**What is required**: Examine the material below. Gather every line in which the string "kind" appears.

-- Opening Marker --

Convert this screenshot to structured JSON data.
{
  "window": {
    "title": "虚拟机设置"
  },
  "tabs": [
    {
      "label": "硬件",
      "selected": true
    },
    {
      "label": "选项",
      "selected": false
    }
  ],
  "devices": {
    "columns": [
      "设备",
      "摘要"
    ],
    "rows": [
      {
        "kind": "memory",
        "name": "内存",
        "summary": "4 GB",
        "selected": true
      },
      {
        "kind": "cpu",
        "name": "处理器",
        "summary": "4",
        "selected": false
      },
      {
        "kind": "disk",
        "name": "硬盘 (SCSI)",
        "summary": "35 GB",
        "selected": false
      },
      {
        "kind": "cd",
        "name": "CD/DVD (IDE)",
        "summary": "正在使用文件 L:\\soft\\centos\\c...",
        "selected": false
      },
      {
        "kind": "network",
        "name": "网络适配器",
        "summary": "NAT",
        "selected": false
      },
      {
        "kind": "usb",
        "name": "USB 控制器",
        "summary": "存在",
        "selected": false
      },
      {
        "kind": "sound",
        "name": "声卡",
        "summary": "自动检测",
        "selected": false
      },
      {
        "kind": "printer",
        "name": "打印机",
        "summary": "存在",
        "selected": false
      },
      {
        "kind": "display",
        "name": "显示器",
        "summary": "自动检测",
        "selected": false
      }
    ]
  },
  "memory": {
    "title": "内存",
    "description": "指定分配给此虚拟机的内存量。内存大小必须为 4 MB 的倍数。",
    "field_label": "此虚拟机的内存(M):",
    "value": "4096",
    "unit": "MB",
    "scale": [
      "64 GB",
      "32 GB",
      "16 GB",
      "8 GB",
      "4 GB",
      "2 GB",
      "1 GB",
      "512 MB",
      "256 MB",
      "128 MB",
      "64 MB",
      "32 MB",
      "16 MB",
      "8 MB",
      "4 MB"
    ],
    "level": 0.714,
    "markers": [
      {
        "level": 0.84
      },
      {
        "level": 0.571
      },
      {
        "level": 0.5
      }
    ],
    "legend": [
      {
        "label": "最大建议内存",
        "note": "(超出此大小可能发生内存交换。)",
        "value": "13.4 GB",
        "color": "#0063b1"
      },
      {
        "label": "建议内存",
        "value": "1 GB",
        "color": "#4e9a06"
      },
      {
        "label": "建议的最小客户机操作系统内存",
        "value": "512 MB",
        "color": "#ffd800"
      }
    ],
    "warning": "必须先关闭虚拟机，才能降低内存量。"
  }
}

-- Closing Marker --

**Final answer**:
        "kind": "memory",
        "kind": "cpu",
        "kind": "disk",
        "kind": "cd",
        "kind": "network",
        "kind": "usb",
        "kind": "sound",
        "kind": "printer",
        "kind": "display",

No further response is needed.